Swedes give their Best Of the launch it deserves
+ Thee Cha Cha Chas
Old Bar, Fitzroy, Victoria, Australia
Friday, 3 December 2021
When Nick Carraway suggests the impossibility of recreating the past, F Scott Fitzgerald’s nouveu-riche protagonist Jay Gatsby is incredulous. “Can’t recreate the past? Why of course you can!” Gatsby, of course, is wrong. The past, as vivid and real as it may seem to us, cannot be dialled up like an old movie on the latest streaming service. At best there are flashes of lived experience, memories that loom large in consciousness, recollections skewed and exaggerated.
I can’t remember exactly when I first saw the Swedish Magazines. Probably about 2003 or so, I think, in a world that seems quaint by comparison to today. Van and Cal Walker had already been in Melbourne for a couple of years or so. They’d been noticed by the right people around town, if not the people with the money and connections to catapult them down the road of commercial success.
A lot has happened since then. The Swedes put out an EP and a couple of albums, tore new orifices in the Melbourne rock scene and disappeared quietly from view. Van, often with Cal in tow, explored country, folk, bluegrass, power pop, Delta blues and Exiled southern rock. Then, last year, the music scene shut down, re-opened, closed again and scrambled out again when the opportunity arose.
And so it was that the Swedish Magazines appeared for the first time in eons on Friday night. It was, I think, the third attempt at scheduling the launch for the band’s new best of compilation, the first couple of shows cancelled due to you-know-what.
Walking into the Old Bar, there a sense of surreal déjà vu, like wandering into a re-built farmhouse on the Western Front. Faces not seen for months, if not years. People standing, sitting, drinking, smiling, hanging out, enjoying life while the opportunity presents itself.

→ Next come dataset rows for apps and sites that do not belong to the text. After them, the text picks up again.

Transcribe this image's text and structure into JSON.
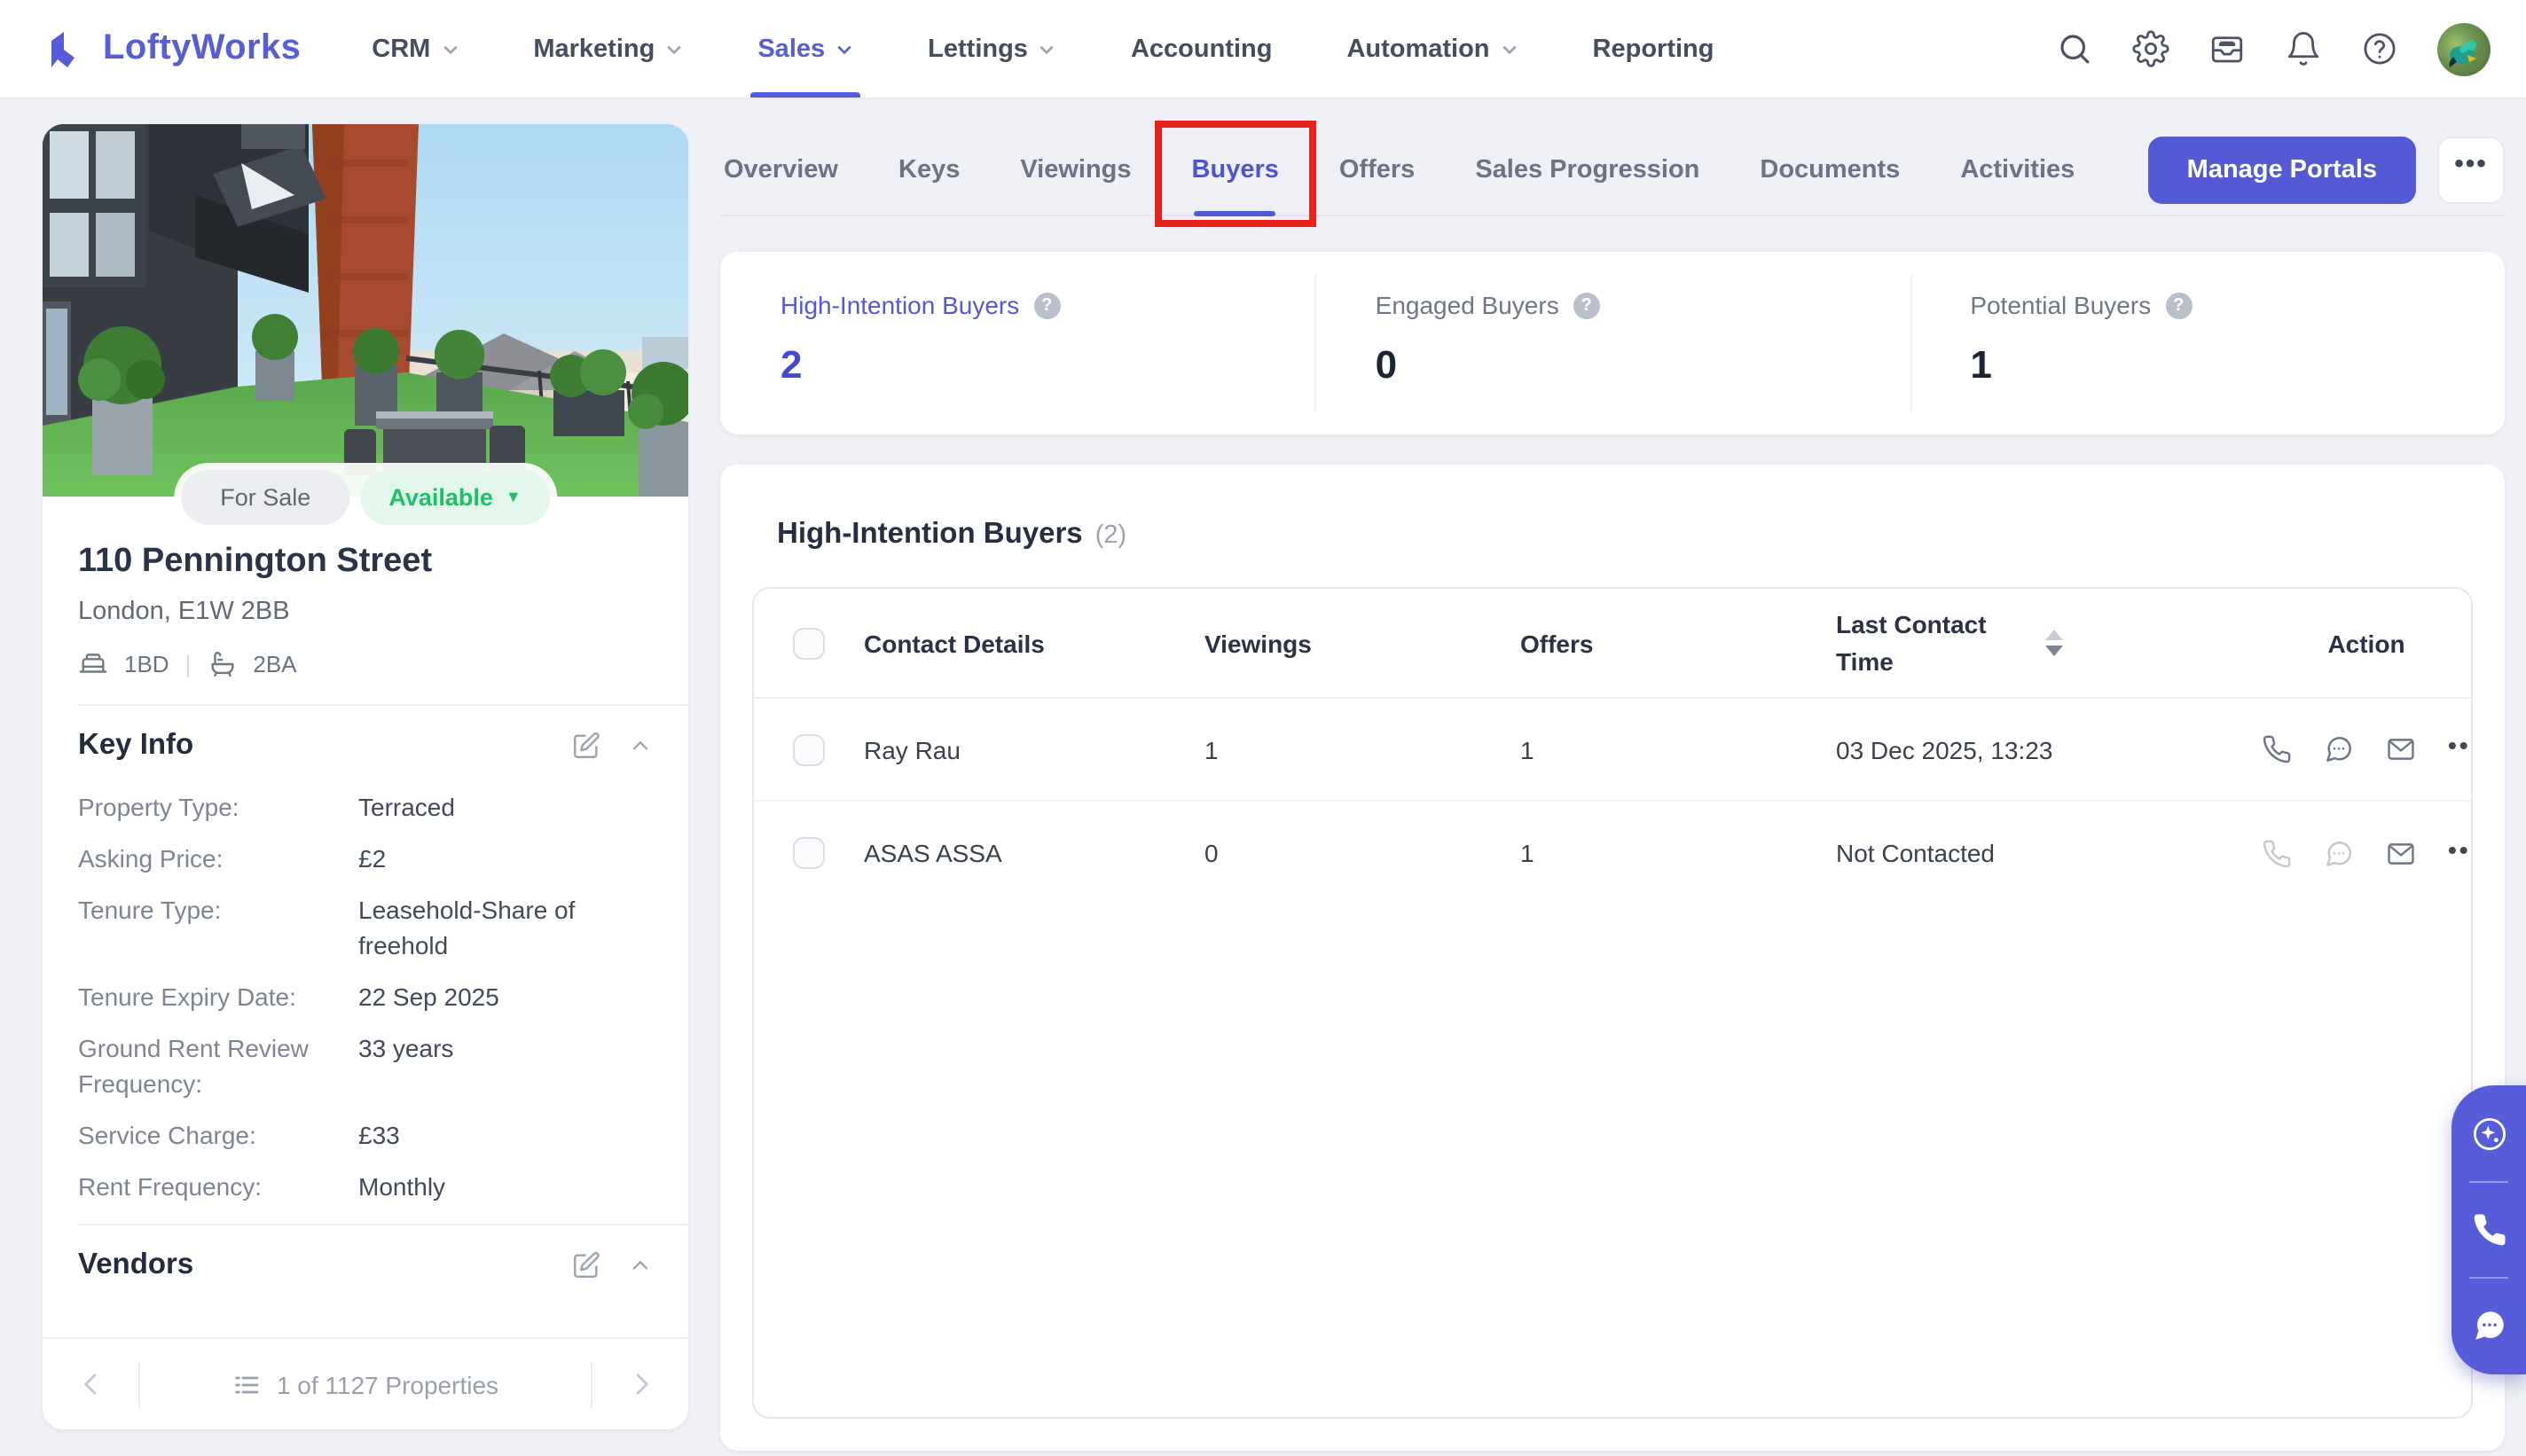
{
  "colors": {
    "accent": "#575cd8",
    "green": "#1fc068",
    "red_annotation": "#e7231b",
    "page_bg": "#eef0f5"
  },
  "brand": {
    "name": "LoftyWorks"
  },
  "nav": {
    "items": [
      {
        "label": "CRM",
        "dropdown": true,
        "active": false
      },
      {
        "label": "Marketing",
        "dropdown": true,
        "active": false
      },
      {
        "label": "Sales",
        "dropdown": true,
        "active": true
      },
      {
        "label": "Lettings",
        "dropdown": true,
        "active": false
      },
      {
        "label": "Accounting",
        "dropdown": false,
        "active": false
      },
      {
        "label": "Automation",
        "dropdown": true,
        "active": false
      },
      {
        "label": "Reporting",
        "dropdown": false,
        "active": false
      }
    ],
    "icons": [
      "search-icon",
      "gear-icon",
      "inbox-icon",
      "bell-icon",
      "help-icon",
      "avatar"
    ]
  },
  "property": {
    "sale_tag": "For Sale",
    "availability": "Available",
    "availability_caret": "▼",
    "title": "110 Pennington Street",
    "subtitle": "London, E1W 2BB",
    "beds": "1BD",
    "baths": "2BA",
    "meta_separator": "|",
    "key_info": {
      "title": "Key Info",
      "rows": [
        {
          "label": "Property Type:",
          "value": "Terraced"
        },
        {
          "label": "Asking Price:",
          "value": "£2"
        },
        {
          "label": "Tenure Type:",
          "value": "Leasehold-Share of freehold"
        },
        {
          "label": "Tenure Expiry Date:",
          "value": "22 Sep 2025"
        },
        {
          "label": "Ground Rent Review Frequency:",
          "value": "33 years"
        },
        {
          "label": "Service Charge:",
          "value": "£33"
        },
        {
          "label": "Rent Frequency:",
          "value": "Monthly"
        }
      ]
    },
    "vendors_title": "Vendors",
    "pagination_label": "1 of 1127 Properties"
  },
  "tabs": {
    "items": [
      {
        "label": "Overview",
        "active": false
      },
      {
        "label": "Keys",
        "active": false
      },
      {
        "label": "Viewings",
        "active": false
      },
      {
        "label": "Buyers",
        "active": true,
        "highlighted": true
      },
      {
        "label": "Offers",
        "active": false
      },
      {
        "label": "Sales Progression",
        "active": false
      },
      {
        "label": "Documents",
        "active": false
      },
      {
        "label": "Activities",
        "active": false
      }
    ]
  },
  "actions": {
    "manage_portals": "Manage Portals",
    "more": "•••"
  },
  "stats": [
    {
      "label": "High-Intention Buyers",
      "value": "2",
      "accent": true
    },
    {
      "label": "Engaged Buyers",
      "value": "0",
      "accent": false
    },
    {
      "label": "Potential Buyers",
      "value": "1",
      "accent": false
    }
  ],
  "buyers_table": {
    "title": "High-Intention Buyers",
    "count_display": "(2)",
    "columns": {
      "contact": "Contact Details",
      "viewings": "Viewings",
      "offers": "Offers",
      "last_contact": "Last Contact Time",
      "action": "Action"
    },
    "rows": [
      {
        "name": "Ray Rau",
        "viewings": "1",
        "offers": "1",
        "last_contact": "03 Dec 2025, 13:23",
        "contact_enabled": true
      },
      {
        "name": "ASAS ASSA",
        "viewings": "0",
        "offers": "1",
        "last_contact": "Not Contacted",
        "contact_enabled": false
      }
    ]
  },
  "dock_icons": [
    "sparkle-ai-icon",
    "phone-icon",
    "chat-icon"
  ]
}
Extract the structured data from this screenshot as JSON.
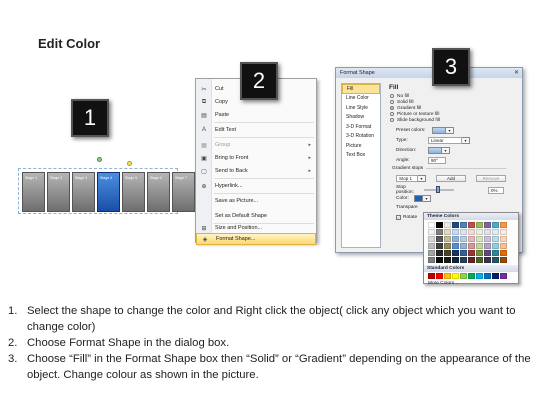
{
  "page_title": "Edit Color",
  "badges": [
    "1",
    "2",
    "3"
  ],
  "shape_strip": {
    "labels": [
      "Stage 1",
      "Stage 2",
      "Stage 3",
      "Stage 4",
      "Stage 5",
      "Stage 6",
      "Stage 7"
    ],
    "selected_index": 3
  },
  "context_menu": {
    "items": [
      {
        "label": "Cut",
        "icon": "scissors-icon"
      },
      {
        "label": "Copy",
        "icon": "copy-icon"
      },
      {
        "label": "Paste",
        "icon": "paste-icon"
      },
      {
        "label": "Edit Text",
        "icon": "edit-text-icon"
      },
      {
        "label": "Group",
        "icon": "group-icon",
        "submenu": true
      },
      {
        "label": "Bring to Front",
        "icon": "bring-front-icon",
        "submenu": true
      },
      {
        "label": "Send to Back",
        "icon": "send-back-icon",
        "submenu": true
      },
      {
        "label": "Hyperlink...",
        "icon": "hyperlink-icon"
      },
      {
        "label": "Save as Picture...",
        "icon": ""
      },
      {
        "label": "Set as Default Shape",
        "icon": ""
      },
      {
        "label": "Size and Position...",
        "icon": "size-icon"
      },
      {
        "label": "Format Shape...",
        "icon": "format-shape-icon",
        "highlighted": true
      }
    ]
  },
  "dialog": {
    "title": "Format Shape",
    "categories": [
      "Fill",
      "Line Color",
      "Line Style",
      "Shadow",
      "3-D Format",
      "3-D Rotation",
      "Picture",
      "Text Box"
    ],
    "selected_category": "Fill",
    "fill_heading": "Fill",
    "fill_options": [
      "No fill",
      "Solid fill",
      "Gradient fill",
      "Picture or texture fill",
      "Slide background fill"
    ],
    "selected_fill": "Gradient fill",
    "preset_colors_label": "Preset colors:",
    "type_label": "Type:",
    "type_value": "Linear",
    "direction_label": "Direction:",
    "angle_label": "Angle:",
    "angle_value": "90°",
    "gradient_stops_label": "Gradient stops",
    "stop_value": "Stop 1",
    "add_label": "Add",
    "remove_label": "Remove",
    "stop_position_label": "Stop position:",
    "stop_position_value": "0%",
    "color_label": "Color:",
    "transparency_label": "Transpare",
    "rotate_label": "Rotate"
  },
  "palette": {
    "theme_label": "Theme Colors",
    "standard_label": "Standard Colors",
    "more_label": "More Colors...",
    "theme_colors": [
      [
        "#ffffff",
        "#000000",
        "#eeece1",
        "#1f497d",
        "#4f81bd",
        "#c0504d",
        "#9bbb59",
        "#8064a2",
        "#4bacc6",
        "#f79646"
      ],
      [
        "#f2f2f2",
        "#7f7f7f",
        "#ddd9c3",
        "#c6d9f0",
        "#dbe5f1",
        "#f2dcdb",
        "#ebf1dd",
        "#e5e0ec",
        "#dbeef3",
        "#fdeada"
      ],
      [
        "#d8d8d8",
        "#595959",
        "#c4bd97",
        "#8db3e2",
        "#b8cce4",
        "#e5b9b7",
        "#d7e3bc",
        "#ccc1d9",
        "#b7dde8",
        "#fbd5b5"
      ],
      [
        "#bfbfbf",
        "#3f3f3f",
        "#938953",
        "#548dd4",
        "#95b3d7",
        "#d99694",
        "#c3d69b",
        "#b2a2c7",
        "#92cddc",
        "#fac08f"
      ],
      [
        "#a5a5a5",
        "#262626",
        "#494429",
        "#17365d",
        "#366092",
        "#953734",
        "#76923c",
        "#5f497a",
        "#31859b",
        "#e36c09"
      ],
      [
        "#7f7f7f",
        "#0c0c0c",
        "#1d1b10",
        "#0f243e",
        "#244061",
        "#632423",
        "#4f6128",
        "#3f3151",
        "#205867",
        "#974806"
      ]
    ],
    "standard_colors": [
      "#c00000",
      "#ff0000",
      "#ffc000",
      "#ffff00",
      "#92d050",
      "#00b050",
      "#00b0f0",
      "#0070c0",
      "#002060",
      "#7030a0"
    ]
  },
  "instructions": [
    {
      "num": "1.",
      "text": "Select the shape to change the color and Right click the object( click any object which you want to change color)"
    },
    {
      "num": "2.",
      "text": "Choose Format Shape in the dialog box."
    },
    {
      "num": "3.",
      "text": "Choose “Fill” in the Format Shape box then “Solid” or “Gradient” depending on the appearance of the object. Change colour as shown in the picture."
    }
  ]
}
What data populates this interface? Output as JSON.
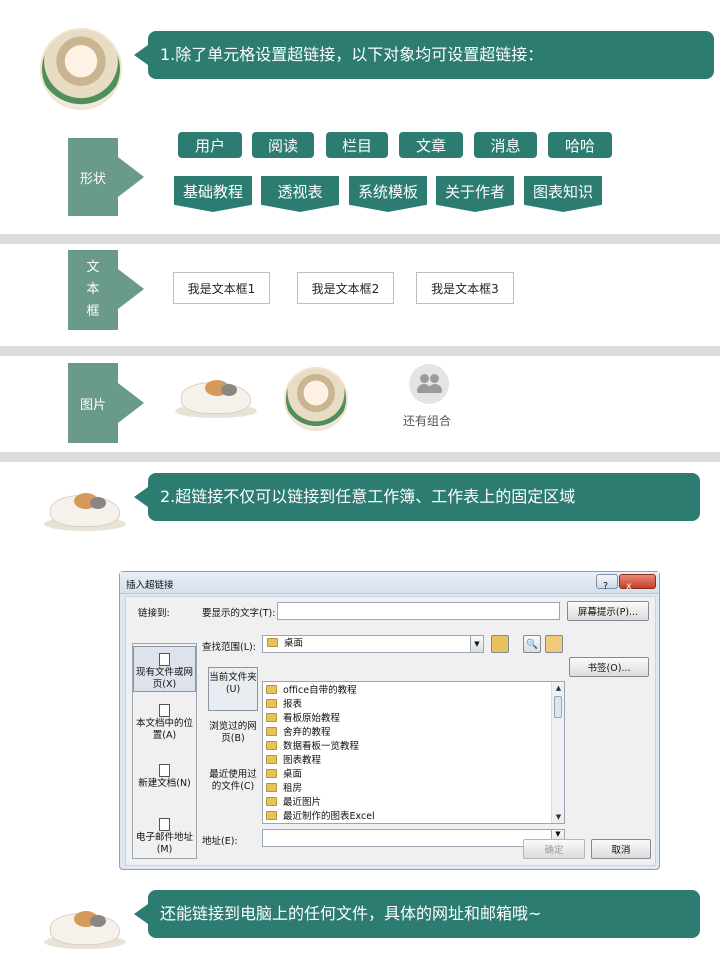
{
  "bubbles": {
    "b1": "1.除了单元格设置超链接，以下对象均可设置超链接：",
    "b2": "2.超链接不仅可以链接到任意工作簿、工作表上的固定区域",
    "b3": "还能链接到电脑上的任何文件，具体的网址和邮箱哦~"
  },
  "tags": {
    "shape": "形状",
    "textbox": [
      "文",
      "本",
      "框"
    ],
    "image": "图片"
  },
  "shapes_row1": [
    "用户",
    "阅读",
    "栏目",
    "文章",
    "消息",
    "哈哈"
  ],
  "shapes_row2": [
    "基础教程",
    "透视表",
    "系统模板",
    "关于作者",
    "图表知识"
  ],
  "textboxes": [
    "我是文本框1",
    "我是文本框2",
    "我是文本框3"
  ],
  "image_section": {
    "group_label": "还有组合"
  },
  "dialog": {
    "title": "插入超链接",
    "help_btn": "?",
    "close_btn": "x",
    "link_to_label": "链接到:",
    "display_text_label": "要显示的文字(T):",
    "display_text_value": "",
    "screentip_btn": "屏幕提示(P)...",
    "lookin_label": "查找范围(L):",
    "lookin_value": "桌面",
    "bookmark_btn": "书签(O)...",
    "sidebar": [
      "现有文件或网页(X)",
      "本文档中的位置(A)",
      "新建文档(N)",
      "电子邮件地址(M)"
    ],
    "nav": [
      "当前文件夹(U)",
      "浏览过的网页(B)",
      "最近使用过的文件(C)"
    ],
    "files": [
      "office自带的教程",
      "报表",
      "看板原始教程",
      "舍弃的教程",
      "数据看板一览教程",
      "图表教程",
      "桌面",
      "租房",
      "最近图片",
      "最近制作的图表Excel"
    ],
    "address_label": "地址(E):",
    "address_value": "",
    "ok_btn": "确定",
    "cancel_btn": "取消"
  },
  "colors": {
    "teal": "#2c7c72",
    "tag_green": "#6a9a8a",
    "separator": "#dcdcdc"
  }
}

We missed The Devours and Warped had to cancel late in the piece, but Thee Cha Chas were just about to start when we arrived. I’ve been meaning to see them since, well, before the pandemic wars broke out but the planets just never seemed to line up. From the opening garage riff and pithy rhythm, everything was good. It’s all been done before musically, but this isn’t recreating the past, it’s what my old housemate George would describe as ‘working the genre’.
On guitar and drums, Lluis Fuzzhound is fiendishly talented and devoted to the rock’n’roll cause. Kylie Kooks has an enigmatic stage presence that arrests your attention like 80 percent proof moonshine and a bass attack that pokes you in the solar plexus with garage aforethought. Every song seems to finish with a cha cha cha twist of lemon; the cover of The Who’s "I Can’t Explain" is enough to cause the hairs on the back of this obsessive Who fan’s neck to stand tall in respect.
You could dance all night to Thee Cha Chas and still be reading to pounce on your Sonics records the next morning. Why protest when you can dance?
Then it’s time for the Swedes, launching their Best Of record. It’s the original line-up with Anton Ruddick on guitar and Tim Durkin on drums. It’s a brutal, AC/DC wrestling Thin Lizzy with Powder Monkeys spitting invective from the sidelines. Van (wearing footy shorts, don’t you know) hollers and strums feverishly, Cal thumps his bass, Anton churns out spine-tingling lead breaks and Tim beats the bejeezus out of his drum kit.
There are moments of crowd insanity – whirling dervish drunken punters, fist-thumping accolades, spilt beer and slurred acknowledgements of common rock’n’roll cause. Everything old is as damn good as anything new that’s come out, and don’t you forget it. Dave Laing reckons "Head On Ice" is a lost Australian rock’n’roll classic and he’d know. "Bottles and Barstools" ain’t too bad either, and the rest of ‘em for good measure.
Nah, you can’t recreate the past but you can sure celebrate it. And when the future is a haze of pointy-headed predictions and ill-conceived ideological rants, then just sit back, listen to the Swedish Magazines and embrace the unadulterated potency of live rock’n’roll.